Historically, it was believed that the pain of migraine headaches resulted from an expansion of the large blood vessels (vasodilation) supplying the brain. This expansion led to a stretching of the nerve fibers attached to these vessels, which led to the perception of pain. Migraine headaches treatments were aimed at constricting these blood vessels.
Experiments in the early 1990s showed that when these nerves are activated, they also release neurotransmitters that cause dilation and inflammation of blood vessels. This interaction between neurotransmitters and the blood vessels is felt to take place in the trigemino-vascular junction.
The nerve fibers that surround the blood vessels are branches of the trigeminal nerve. When they are activated, electrical impulses travel along the trigeminal nerve into the lower brain stem, which is the most primitive portion of the brain. The brain stem is only about the size of your thumb, but many functions take place in this area of the central nervous system.
The trigeminal nerve has three branches: the ophthalmic division, which supplies the area around the eye and the forehead; the maxillary division, which supplies the cheek and the upper jaw; and the mandibular division, which supplies the lower jaw. This information is then passed on to cells that also receive information from the head, face, scalp, sinuses and neck.
Once the cascade is started, migraine headache sufferers will experience migraine headaches symptoms such as neck pain, scalp tenderness, facial pain, eye swelling, tearing, and nasal dripping. Many scientists also believe that the neurons in the brain are hyper-excitable in between migraine attacks. This hyper-excitable state makes these cells more susceptible to the processes leading to a migraine headache.

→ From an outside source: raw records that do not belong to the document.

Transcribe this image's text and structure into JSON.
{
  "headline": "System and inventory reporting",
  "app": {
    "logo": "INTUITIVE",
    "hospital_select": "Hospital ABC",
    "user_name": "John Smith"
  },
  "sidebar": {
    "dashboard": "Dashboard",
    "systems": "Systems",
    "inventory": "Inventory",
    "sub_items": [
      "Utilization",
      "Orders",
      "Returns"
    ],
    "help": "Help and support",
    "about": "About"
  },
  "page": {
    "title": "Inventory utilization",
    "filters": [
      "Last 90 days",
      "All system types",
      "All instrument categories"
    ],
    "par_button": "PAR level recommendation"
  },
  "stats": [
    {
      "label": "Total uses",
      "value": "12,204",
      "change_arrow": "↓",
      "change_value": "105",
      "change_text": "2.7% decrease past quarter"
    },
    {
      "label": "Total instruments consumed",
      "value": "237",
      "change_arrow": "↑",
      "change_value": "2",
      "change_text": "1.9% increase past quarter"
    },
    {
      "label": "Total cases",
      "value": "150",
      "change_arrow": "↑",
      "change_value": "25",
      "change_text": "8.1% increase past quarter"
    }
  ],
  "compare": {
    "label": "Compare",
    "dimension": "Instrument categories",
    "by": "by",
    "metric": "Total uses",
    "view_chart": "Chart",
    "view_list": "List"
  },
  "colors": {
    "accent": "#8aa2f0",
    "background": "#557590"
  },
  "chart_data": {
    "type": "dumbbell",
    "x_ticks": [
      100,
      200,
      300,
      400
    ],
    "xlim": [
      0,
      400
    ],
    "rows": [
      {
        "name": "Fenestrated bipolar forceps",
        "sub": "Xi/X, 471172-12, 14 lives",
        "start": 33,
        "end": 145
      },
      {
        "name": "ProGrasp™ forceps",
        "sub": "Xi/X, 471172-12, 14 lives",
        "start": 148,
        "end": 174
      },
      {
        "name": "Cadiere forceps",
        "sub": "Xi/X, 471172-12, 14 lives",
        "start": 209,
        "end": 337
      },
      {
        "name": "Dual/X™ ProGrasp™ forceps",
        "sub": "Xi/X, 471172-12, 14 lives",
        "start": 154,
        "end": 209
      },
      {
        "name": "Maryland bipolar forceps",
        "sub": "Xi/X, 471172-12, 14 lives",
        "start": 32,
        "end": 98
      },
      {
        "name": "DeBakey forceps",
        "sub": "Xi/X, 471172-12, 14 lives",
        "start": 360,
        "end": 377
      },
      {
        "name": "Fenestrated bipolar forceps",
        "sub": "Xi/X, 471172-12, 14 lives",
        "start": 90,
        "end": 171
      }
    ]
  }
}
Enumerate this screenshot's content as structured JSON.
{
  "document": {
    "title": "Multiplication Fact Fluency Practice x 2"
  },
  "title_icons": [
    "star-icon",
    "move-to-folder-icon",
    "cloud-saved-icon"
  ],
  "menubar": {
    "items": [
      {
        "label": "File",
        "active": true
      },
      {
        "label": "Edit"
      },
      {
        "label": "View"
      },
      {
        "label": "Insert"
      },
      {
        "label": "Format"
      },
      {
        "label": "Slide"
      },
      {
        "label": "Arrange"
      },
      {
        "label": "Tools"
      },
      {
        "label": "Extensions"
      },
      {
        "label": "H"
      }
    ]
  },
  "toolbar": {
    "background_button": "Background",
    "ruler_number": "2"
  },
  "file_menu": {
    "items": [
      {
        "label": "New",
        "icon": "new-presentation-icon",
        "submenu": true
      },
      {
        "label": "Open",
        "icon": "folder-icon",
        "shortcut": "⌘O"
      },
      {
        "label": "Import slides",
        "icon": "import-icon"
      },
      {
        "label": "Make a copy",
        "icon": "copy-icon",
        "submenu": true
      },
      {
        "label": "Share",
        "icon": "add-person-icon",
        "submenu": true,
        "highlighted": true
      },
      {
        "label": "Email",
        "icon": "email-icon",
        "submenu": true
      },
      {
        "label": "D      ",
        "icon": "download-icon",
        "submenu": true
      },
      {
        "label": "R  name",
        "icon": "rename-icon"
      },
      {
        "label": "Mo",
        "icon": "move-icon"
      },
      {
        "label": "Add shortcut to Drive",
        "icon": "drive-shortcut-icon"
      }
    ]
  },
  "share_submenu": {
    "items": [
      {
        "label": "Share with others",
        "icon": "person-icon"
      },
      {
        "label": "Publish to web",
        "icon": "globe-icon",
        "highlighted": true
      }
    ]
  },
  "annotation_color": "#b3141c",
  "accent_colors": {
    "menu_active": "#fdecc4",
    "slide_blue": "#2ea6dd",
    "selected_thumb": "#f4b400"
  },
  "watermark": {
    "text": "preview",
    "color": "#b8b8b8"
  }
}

The membranes surrounding these cells have microscopic channels through which electrolytes pass and to which neurotransmitters attach, leading to a series of chemical reactions. When these channels are abnormal, it is referred to as a channelopathy. Migraines may be a type of channelopathy.
These channelopathies make the neurons unstable and susceptible to spontaneous activation or dysfunction. If this dysfunction occurs on the surface of the brain, a slowly moving electrical “wave” may spread across the brain in what is referred to as spreading cortical depression. This is experienced as an aura migraine by many people.
A migraine with aura may be accompanied by flashing, jagged lights or migraine aura zig zag lines moving slowly across the field of vision. Cortical spreading depression is capable of activating trigeminal nerve fibers, a mechanism that explains why a migraine headache often occurs after the aura has started.
Many substances and receptors play roles in the propagation of a migraine. Calcitonin gene-related peptide (CGRP) is known to be released from trigeminal nerve endings during a migraine attack. This neurotransmitter is thought to be the main culprit in causing the dilation of blood vessels.
Among the most important receptors are the serotonin or 5-hydroxytryptamine (5-HT) receptors that sit on the blood vessels and tips of the trigeminal nerve endings. Newer drugs used to treat migraine, known as triptans, specifically attach to these 5-HT receptors, leading to the constriction of blood vessels.
With a better understanding of the causes of migraine headaches, migraine headaches are now recognized as a neurological disease. This has resulted in more attention and resources being aimed at developing and advancing the treatment for migraine headaches.
For a better understanding of the chemical changes in the brain that cause migraines, watch the video below: